OK—I’ve finally taken the plunge and acquired a Kindle. This is a very big deal for me, because I’m a librarian and really love the printed word and the feel of real books. That said—I love my Kindle!
What’s a Kindle? It’s an ebook reader produced by Amazon.com. I bought one called the Kindle with Special Offers.
Kindle with Special Offers
Special Offers refers to sponsored screensavers that are resident on this Kindle. You save $25 if you agree to this special deal. I read a review of this Kindle in which the author noted how much he actually likes the sponsored screensavers, and I must agree: they’re really very attractive and quite appropriate for an eReader:
Review of Kindle with Special Offers
My Kindle has built-in WiFi that theoretically should allow me to download ebooks directly from Amazon.com. So far, I haven’t been able to connect to Amazon.com. You might think that’s a big problem, but no, it’s not.
I earlier downloaded the Kindle for PC application that Amazon.com offers for free on its website:
Kindle for PC
Kindle for PC installs on your desktop or laptop. I have not had any trouble downloading ebooks from Amazon.com and other sources into my Kindle for PC. I also have discovered that it’s a simple matter to transfer free ebooks via a mini-USB cable (furnished with my Kindle with Special Offers) from Kindle for PC to my Kindle handheld device.
I bought my handheld Kindle mainly because there are some classic works of literature and other public domain titles that I’ve been meaning to read, not because I have plans to sit in cyber cafes and download ebooks onto my handheld Kindle. Therefore, I don't mind acquiring ebooks via Kindle for PC and then downloading them to my Kindle handheld. Sure, I’ll work out the WiFi problem eventually, but I’m in no hurry to do so (although if you know an easy way to solve my WiFi dilemma, let me know).
Now, because I’m acquiring mainly classics of literature and other public domain books for my handheld, I haven’t actually bought an ebook as yet: they’ve all been free. You can easily access thousands on free ebooks via the Amazon.com website, but you can also find thousands of free Kindle titles (some illustrated) at Project Gutenberg:
Free Ebooks for Amazon.com Kindle
Another great source of free ebooks:
391 Places for Free Ebooks Online
The bottom line on my handheld Kindle:
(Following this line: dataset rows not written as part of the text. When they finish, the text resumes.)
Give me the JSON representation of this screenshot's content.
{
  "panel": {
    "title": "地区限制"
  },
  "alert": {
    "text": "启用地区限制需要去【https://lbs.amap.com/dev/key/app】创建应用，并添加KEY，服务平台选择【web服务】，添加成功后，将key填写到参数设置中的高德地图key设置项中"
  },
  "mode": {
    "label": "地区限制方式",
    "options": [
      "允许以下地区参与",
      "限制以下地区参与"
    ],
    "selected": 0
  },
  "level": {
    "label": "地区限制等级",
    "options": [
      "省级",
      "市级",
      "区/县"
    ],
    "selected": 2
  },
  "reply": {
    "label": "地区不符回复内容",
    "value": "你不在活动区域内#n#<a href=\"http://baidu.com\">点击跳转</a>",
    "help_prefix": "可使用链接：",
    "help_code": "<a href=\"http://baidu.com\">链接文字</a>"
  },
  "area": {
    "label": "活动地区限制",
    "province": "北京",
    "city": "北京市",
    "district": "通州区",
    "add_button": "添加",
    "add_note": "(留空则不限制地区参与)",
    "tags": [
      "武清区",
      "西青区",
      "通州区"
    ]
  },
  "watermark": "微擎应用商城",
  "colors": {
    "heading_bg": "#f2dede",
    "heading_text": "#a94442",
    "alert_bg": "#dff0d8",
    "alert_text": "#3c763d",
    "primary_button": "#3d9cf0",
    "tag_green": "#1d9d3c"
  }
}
1. the display is as good as they claim—-bright and easy to read, even in varying light sources.
2. controls are really easy to learn and use.
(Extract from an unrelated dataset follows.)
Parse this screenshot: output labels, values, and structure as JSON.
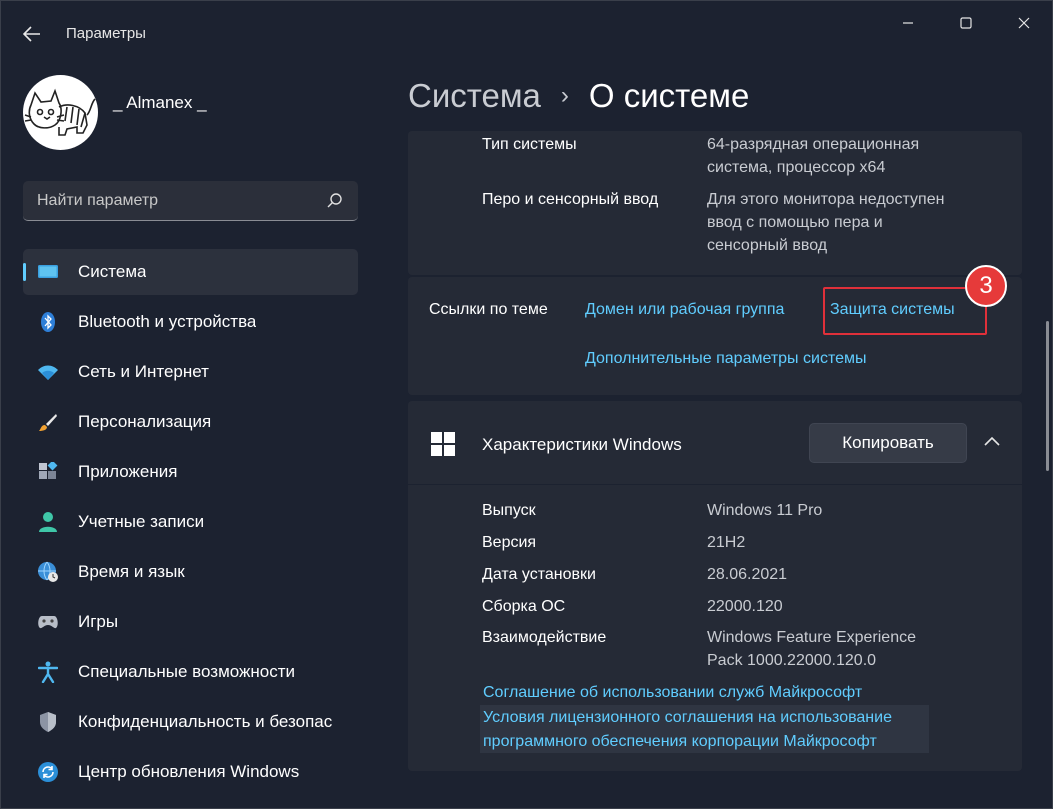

3. easy to increase/decrease font size.
4. holding handheld actually easier than holding a paperback.
5. my handheld can hold several thousand ebooks.
Disclaimer: Amazon.com is not paying me a single dime for this plug, although I would not turn down a gift certificate or free deluxe case for my Kindle…